8) Plan for peace – Organise things at home to cut out stress and confrontation. For example, if doing a big shop with your child is a nightmare, try to find another time to go shopping on your own in peace. If you’re dreading a long car journey, think about breaking it up into two or three shorter journeys with stops in between to do something else.

9) Reward – Set up a reward scheme. Your child earns points for good behaviour, and a certain number of points mean they get something they want, that has been agreed in advance.

You can use anything you like to keep track of the points – gold stars stuck on a card, plastic tokens put in a jar etc.

A reward scheme can work over the short term, e.g. 1 point for each 10 minutes good behaviour on a long car journey, and over the long term, e.g. 10 points for a week at school with all homework completed on time.

For example:

The child does something that you want, such as:

  • Keep their room tidy for a week
  • Get dressed in 10 minutes for 5 days in a row
  • Not interrupting mum when she’s on the phone for a week
  • Keep goals realistic and in achievable steps.

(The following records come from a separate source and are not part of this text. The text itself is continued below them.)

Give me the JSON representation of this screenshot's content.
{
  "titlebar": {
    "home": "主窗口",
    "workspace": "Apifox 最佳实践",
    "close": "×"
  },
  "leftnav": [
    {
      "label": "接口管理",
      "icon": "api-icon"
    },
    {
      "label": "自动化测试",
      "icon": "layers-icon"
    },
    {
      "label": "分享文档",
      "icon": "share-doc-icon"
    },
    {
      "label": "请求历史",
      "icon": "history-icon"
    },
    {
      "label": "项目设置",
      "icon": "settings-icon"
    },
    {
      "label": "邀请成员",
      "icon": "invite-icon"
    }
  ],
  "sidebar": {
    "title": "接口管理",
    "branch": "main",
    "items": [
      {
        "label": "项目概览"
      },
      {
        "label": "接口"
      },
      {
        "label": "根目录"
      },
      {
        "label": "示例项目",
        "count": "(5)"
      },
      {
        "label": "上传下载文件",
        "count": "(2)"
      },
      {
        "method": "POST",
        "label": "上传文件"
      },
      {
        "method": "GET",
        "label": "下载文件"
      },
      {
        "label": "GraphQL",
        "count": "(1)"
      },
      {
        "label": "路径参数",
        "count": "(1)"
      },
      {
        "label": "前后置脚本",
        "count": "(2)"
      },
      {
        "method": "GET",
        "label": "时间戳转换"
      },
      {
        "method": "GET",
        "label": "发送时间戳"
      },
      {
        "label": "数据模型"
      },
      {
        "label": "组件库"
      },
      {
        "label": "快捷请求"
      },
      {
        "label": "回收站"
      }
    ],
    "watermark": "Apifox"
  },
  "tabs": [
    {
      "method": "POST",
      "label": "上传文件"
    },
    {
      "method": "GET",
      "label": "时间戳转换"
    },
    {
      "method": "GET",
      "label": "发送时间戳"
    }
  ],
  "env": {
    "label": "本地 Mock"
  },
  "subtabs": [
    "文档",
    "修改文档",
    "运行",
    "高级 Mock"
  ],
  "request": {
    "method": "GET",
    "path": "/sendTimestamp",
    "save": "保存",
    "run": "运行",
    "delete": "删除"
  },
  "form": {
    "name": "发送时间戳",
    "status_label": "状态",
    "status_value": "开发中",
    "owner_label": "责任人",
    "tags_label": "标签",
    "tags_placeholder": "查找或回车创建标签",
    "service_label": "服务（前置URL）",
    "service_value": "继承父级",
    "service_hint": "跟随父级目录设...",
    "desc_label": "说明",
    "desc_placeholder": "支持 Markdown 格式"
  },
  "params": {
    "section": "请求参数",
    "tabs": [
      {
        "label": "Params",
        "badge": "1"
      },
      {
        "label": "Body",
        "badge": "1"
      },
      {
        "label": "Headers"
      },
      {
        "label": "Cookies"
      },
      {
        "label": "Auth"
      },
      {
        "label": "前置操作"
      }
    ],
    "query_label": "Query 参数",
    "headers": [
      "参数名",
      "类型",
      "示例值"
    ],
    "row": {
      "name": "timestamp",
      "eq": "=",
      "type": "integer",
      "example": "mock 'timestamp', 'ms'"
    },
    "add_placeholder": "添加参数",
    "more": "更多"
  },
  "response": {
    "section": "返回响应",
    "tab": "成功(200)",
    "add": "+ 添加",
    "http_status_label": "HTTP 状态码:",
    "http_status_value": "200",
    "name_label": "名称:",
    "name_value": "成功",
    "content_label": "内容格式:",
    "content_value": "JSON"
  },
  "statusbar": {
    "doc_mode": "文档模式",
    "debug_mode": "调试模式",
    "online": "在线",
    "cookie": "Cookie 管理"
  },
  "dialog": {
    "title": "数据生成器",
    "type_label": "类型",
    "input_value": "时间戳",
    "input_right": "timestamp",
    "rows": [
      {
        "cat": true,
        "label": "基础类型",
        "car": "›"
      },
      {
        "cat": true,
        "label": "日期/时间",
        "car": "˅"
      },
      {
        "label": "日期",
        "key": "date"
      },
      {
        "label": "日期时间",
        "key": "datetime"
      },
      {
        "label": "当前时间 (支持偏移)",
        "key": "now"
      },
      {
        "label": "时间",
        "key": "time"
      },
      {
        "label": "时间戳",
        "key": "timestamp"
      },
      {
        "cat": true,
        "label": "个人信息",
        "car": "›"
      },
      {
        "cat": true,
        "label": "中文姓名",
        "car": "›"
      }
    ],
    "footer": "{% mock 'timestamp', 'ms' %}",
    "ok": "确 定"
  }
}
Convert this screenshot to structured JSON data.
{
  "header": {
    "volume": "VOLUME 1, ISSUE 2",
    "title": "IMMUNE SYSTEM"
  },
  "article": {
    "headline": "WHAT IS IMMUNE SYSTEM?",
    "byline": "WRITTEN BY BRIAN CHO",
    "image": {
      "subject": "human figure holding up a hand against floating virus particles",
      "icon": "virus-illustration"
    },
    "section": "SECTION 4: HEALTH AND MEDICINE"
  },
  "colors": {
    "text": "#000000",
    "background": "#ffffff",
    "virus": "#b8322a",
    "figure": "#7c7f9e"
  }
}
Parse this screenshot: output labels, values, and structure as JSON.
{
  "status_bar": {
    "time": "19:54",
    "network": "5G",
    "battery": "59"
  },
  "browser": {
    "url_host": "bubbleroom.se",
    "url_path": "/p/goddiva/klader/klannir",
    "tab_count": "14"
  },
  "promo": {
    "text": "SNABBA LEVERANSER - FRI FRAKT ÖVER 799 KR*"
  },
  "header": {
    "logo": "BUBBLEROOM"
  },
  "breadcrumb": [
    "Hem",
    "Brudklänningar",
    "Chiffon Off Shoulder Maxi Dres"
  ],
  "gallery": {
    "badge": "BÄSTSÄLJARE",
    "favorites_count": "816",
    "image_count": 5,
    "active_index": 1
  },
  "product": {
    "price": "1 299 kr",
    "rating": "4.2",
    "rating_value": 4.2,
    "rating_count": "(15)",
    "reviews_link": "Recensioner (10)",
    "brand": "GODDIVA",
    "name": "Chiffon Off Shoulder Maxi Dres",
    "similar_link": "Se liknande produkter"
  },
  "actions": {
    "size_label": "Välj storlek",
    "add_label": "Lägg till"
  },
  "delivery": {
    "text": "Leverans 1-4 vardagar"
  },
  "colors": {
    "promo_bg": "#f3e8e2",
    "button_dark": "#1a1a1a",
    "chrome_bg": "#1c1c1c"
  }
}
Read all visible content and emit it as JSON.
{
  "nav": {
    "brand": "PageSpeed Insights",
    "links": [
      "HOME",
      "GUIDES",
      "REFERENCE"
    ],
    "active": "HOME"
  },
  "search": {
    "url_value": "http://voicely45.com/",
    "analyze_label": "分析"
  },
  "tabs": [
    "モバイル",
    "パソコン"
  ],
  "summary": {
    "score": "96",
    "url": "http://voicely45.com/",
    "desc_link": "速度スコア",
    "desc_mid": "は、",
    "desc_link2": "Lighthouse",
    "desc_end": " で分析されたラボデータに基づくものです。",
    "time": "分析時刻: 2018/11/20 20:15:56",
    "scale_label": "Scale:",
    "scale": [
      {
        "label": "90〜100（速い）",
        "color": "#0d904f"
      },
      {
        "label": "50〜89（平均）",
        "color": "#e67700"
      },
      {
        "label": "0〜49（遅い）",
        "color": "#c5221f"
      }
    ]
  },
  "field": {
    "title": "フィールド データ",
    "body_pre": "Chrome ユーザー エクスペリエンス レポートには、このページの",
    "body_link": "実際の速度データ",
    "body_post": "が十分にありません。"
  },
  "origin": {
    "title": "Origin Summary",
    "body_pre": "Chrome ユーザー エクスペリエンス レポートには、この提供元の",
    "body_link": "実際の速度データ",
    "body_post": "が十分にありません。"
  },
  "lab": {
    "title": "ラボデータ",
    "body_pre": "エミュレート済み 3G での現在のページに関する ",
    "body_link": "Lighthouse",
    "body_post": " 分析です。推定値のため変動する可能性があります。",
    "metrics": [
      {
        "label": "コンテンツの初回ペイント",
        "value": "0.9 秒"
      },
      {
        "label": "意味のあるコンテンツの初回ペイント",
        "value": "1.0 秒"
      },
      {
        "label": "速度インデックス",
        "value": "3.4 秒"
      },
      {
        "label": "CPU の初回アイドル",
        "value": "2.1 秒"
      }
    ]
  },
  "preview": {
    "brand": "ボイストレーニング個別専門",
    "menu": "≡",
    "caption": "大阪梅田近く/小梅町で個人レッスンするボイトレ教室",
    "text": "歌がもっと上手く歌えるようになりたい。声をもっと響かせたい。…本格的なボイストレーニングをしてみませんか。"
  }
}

In return, the child gets something that they want, such as:

  • 15 minutes extra on a computer game / Xbox / Wii
  • Downloading a film or music
  • 30 minutes extra playing outside

10) Can’t and Won’t – The tricky thing about dealing with children with ADHD is knowing the difference between “can’t” and “won’t”. Talking out of turn, forgetting instructions, being disorganised, being easily distracted – these are part of ADHD. They can be worked on and improved, but they can’t be helped, and are not wilful naughtiness.

But any child, including those with ADHD, can also sometimes deliberately misbehave. As a parent, you are the person best placed to become the expert on telling the difference between “Can’t” and “Won’t”.